Two dismissals, one of them a manager, the other a former England international, a missed penalty and a row between team-mates. There will be plenty of Reading fans looking at the bare statistics of this victory and thinking, "should have gone". They can rest easy. This was Reading's lowest league crowd for three seasons and the stay-aways were right. Ivar Ingimarsson's 26th-minute goal last night may have maintained Reading's pursuit of the Championship leaders but the performance lacked style. Had Blackpool not been reduced to 10 men by Lee Hendrie's first-half red card the visitors might easily have achieved parity. As it was the mood of Simon Grayson, their manager, was further soured when he was sent to the stand for dissent.
Grayson was unhappy at the referee Jarnail Singh's refusal to award a late penalty when Southern's thunderous, goal-bound volley appeared to strike Steve Hunt's hands. "I never swore. I just appealed for a decision," Grayson said, "but we're just a small-town team who don't get those decisions. It was an absolute, stonewall penalty."

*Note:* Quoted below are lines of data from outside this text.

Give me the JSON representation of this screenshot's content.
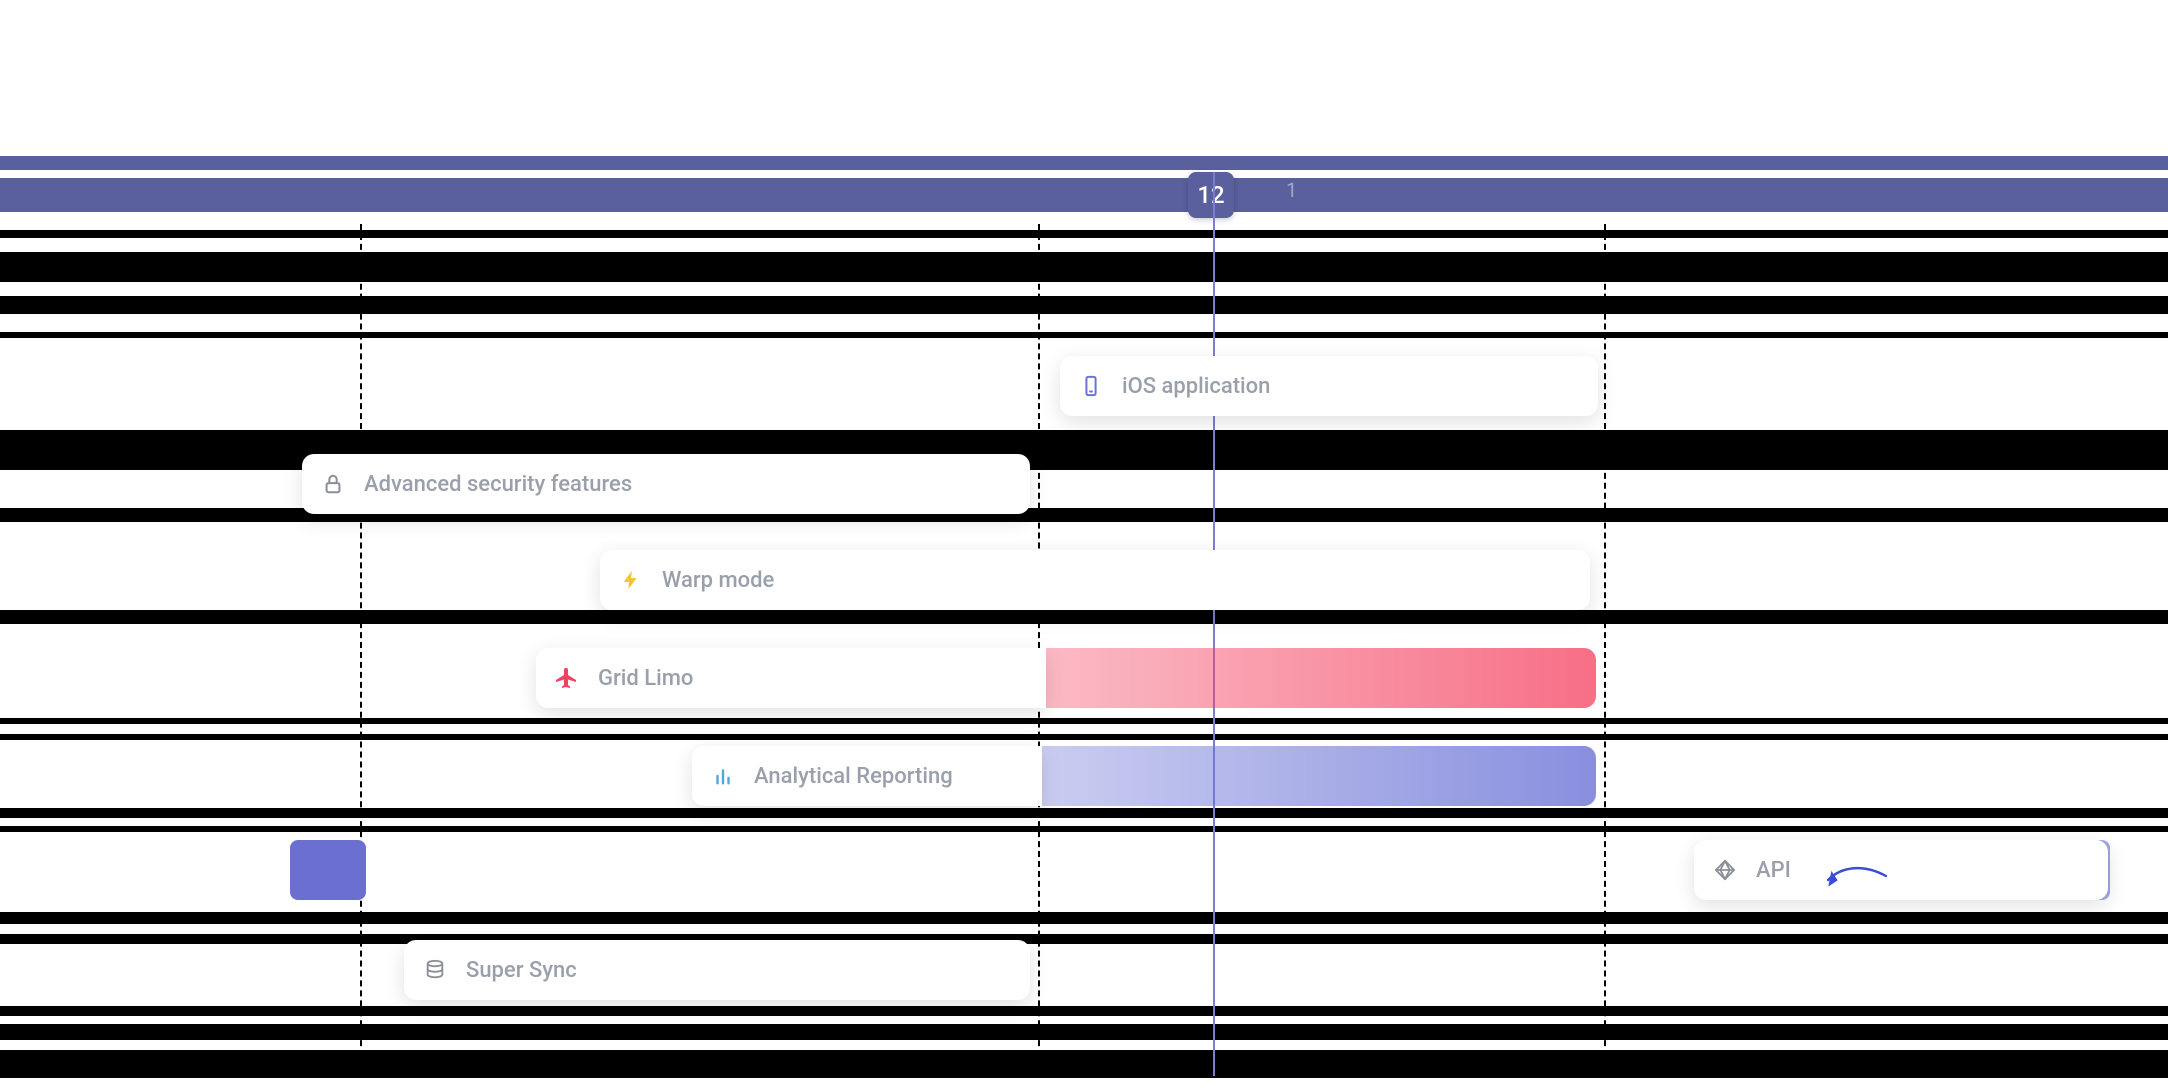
{
  "timeline": {
    "date_current": "12",
    "date_next": "1"
  },
  "tasks": {
    "ios": {
      "label": "iOS application",
      "icon": "phone-icon",
      "tint": "#6b73d6"
    },
    "security": {
      "label": "Advanced security features",
      "icon": "lock-icon",
      "tint": "#8b8f96"
    },
    "warp": {
      "label": "Warp mode",
      "icon": "bolt-icon",
      "tint": "#f4c430"
    },
    "gridlimo": {
      "label": "Grid Limo",
      "icon": "plane-icon",
      "tint": "#f43f5e"
    },
    "analytical": {
      "label": "Analytical Reporting",
      "icon": "bars-icon",
      "tint": "#4ea8de"
    },
    "api": {
      "label": "API",
      "icon": "diamond-icon",
      "tint": "#8b8f96"
    },
    "supersync": {
      "label": "Super Sync",
      "icon": "database-icon",
      "tint": "#8b8f96"
    }
  }
}
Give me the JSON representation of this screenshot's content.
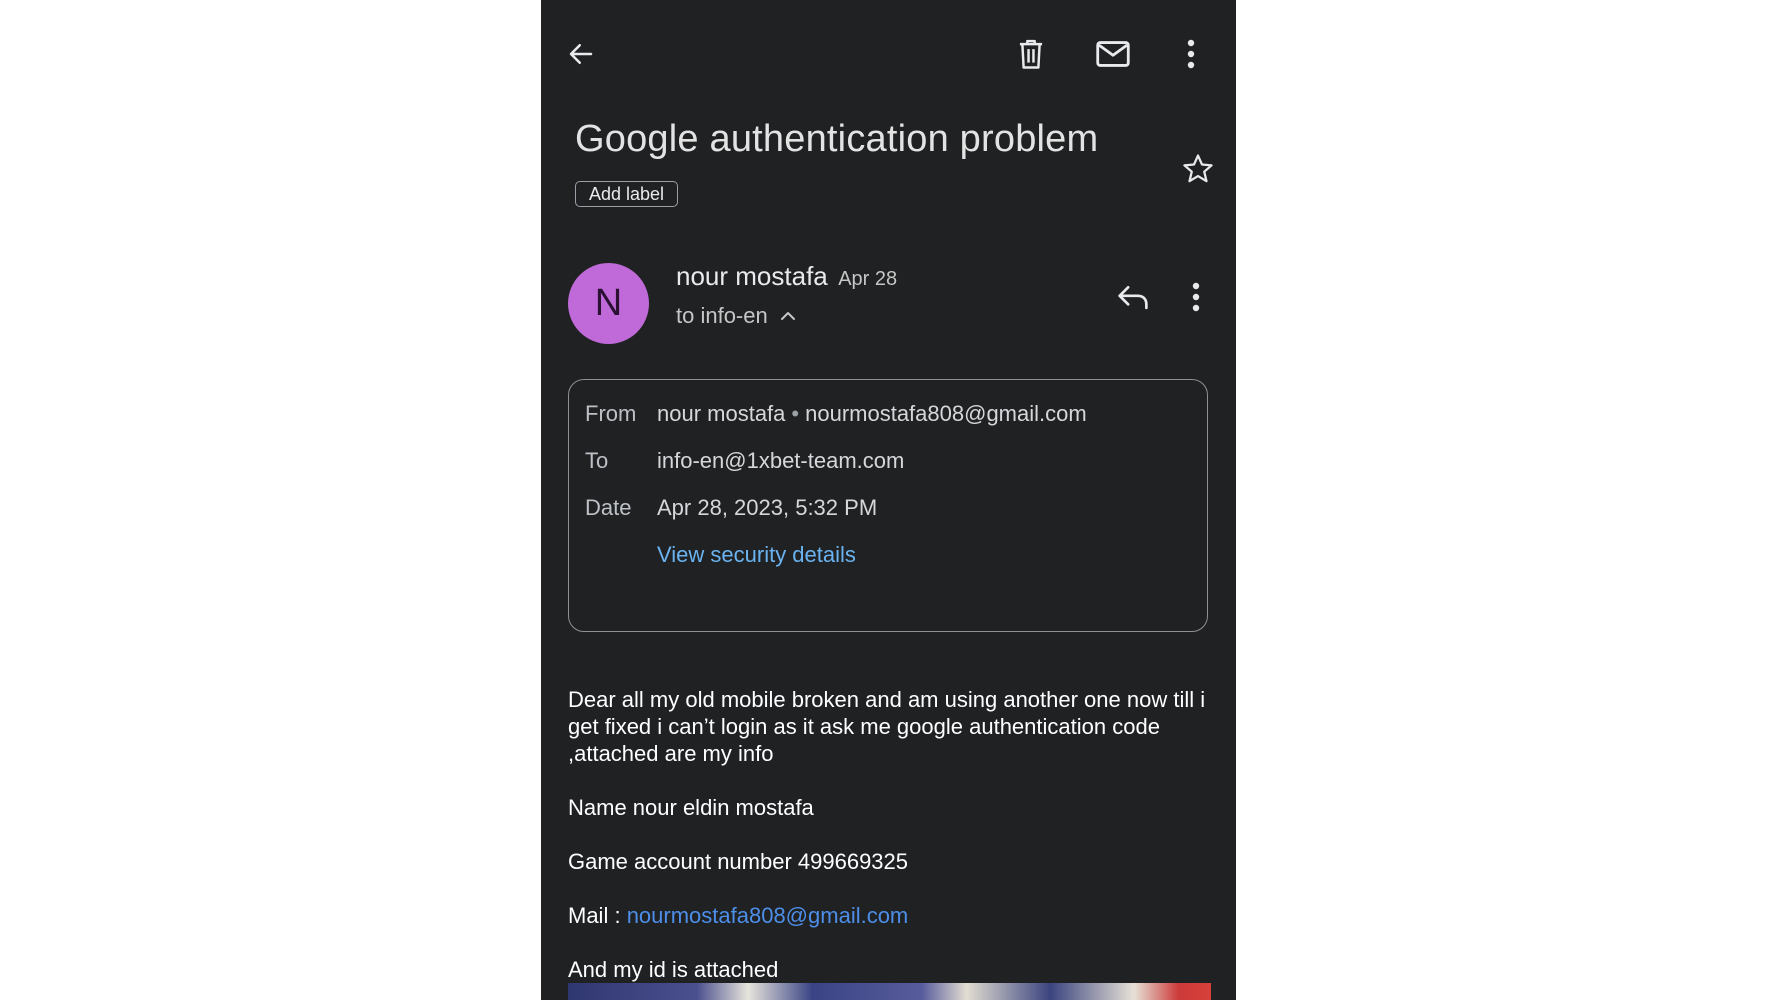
{
  "toolbar": {
    "back_icon": "arrow-left-icon",
    "delete_icon": "trash-icon",
    "mark_unread_icon": "mail-icon",
    "more_icon": "more-vert-icon"
  },
  "email": {
    "subject": "Google authentication problem",
    "add_label": "Add label",
    "star_icon": "star-outline-icon"
  },
  "sender": {
    "avatar_letter": "N",
    "avatar_color": "#bf6ad8",
    "name": "nour mostafa",
    "date": "Apr 28",
    "to_line": "to info-en",
    "reply_icon": "reply-icon",
    "more_icon": "more-vert-icon"
  },
  "details": {
    "from_label": "From",
    "from_name": "nour mostafa",
    "from_email": "nourmostafa808@gmail.com",
    "to_label": "To",
    "to_value": "info-en@1xbet-team.com",
    "date_label": "Date",
    "date_value": "Apr 28, 2023, 5:32 PM",
    "security_link": "View security details",
    "link_color": "#6ab3f0"
  },
  "body": {
    "paragraph1": "Dear all my old mobile broken and am using another one now till i get fixed i can’t login as it ask me google authentication code ,attached are my info",
    "name_line": "Name nour eldin mostafa",
    "account_line": "Game account number 499669325",
    "mail_prefix": "Mail : ",
    "mail_link": "nourmostafa808@gmail.com",
    "attached_line": "And my id is attached"
  },
  "theme": {
    "background": "#1f2123",
    "text": "#e8eaed"
  }
}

Reading's victory came at a price, Marcus Hahnemann pulling a calf muscle which is likely to keep him out for several weeks. There was also a curious incident when Steve Hunt and Shane Long argued over who should take an injury-time penalty awarded after Keith Southern felled Chris Armstrong. Hunt, the designated penalty-taker, took it, and watched Paul Rachubka save. The Reading manager, Steve Coppell, professed himself unconcerned, but he might have been if Blackpool had subsequently levelled.
The visitors were hindered by the absence of Liam Dickinson. For those Championship clubs who, unlike Reading, do not have the benefit of Premier League parachute payments, a season's fortunes can depend on the loan players they attract. Grayson has half a dozen at Bloomfield Road, including the promising Liverpool winger Adam Hamill, but Dickinson has made the most startling impact. The striker, signed by Derby for £750,000 in the summer but yet to make his debut for the Rams, had scored four goals in less than two hours' football since being lent to Blackpool. Illness, however, meant he was restricted to the last 20 minutes.
With Coppell making three changes to his midfield quartet Reading's play lacked its usual fluency. Thus it was a surprise when Ingimarsson broke the deadlock. Marek Matejovsky released James Henry, making his full league debut, with a clever reverse pass, Henry's cross was half cleared and Ingimarsson drove the ball in from 20 yards. Seven minutes later the scale of Blackpool's task became mountainous as Hendrie was dismissed for what Singh viewed as an over-the-top tackle on Matejovsky.
The 10 men were largely untroubled, Rachubka only being stretched by Brynjar Gunnarsson's 54th-minute volley. "The mentality changes against 10 men, if we'd got a second we'd have relaxed more," Coppell said.
Reading (4-4-2): Hahnemann (Federici, 71); Rosenior, Duberry, Ingimarsson, Armstrong; Henry (Convey, 81), Gunnarsson, Matejovsky, S Hunt; Doyle, N Hunt (Long, 80). Substitutes not used: Harper, Karacan.
Blackpool (4-4-2): Rachubka; Barker, Edwards, Evatt, Martin; Hammill (Fox, 35), Southern, Hendrie, Reid; Kabba (Taylor-Fletcher, 70), Burgess (Dickinson, 70). Substitutes not used: Coid, Gow.
Referee: J Singh (Middlesex).Reuse content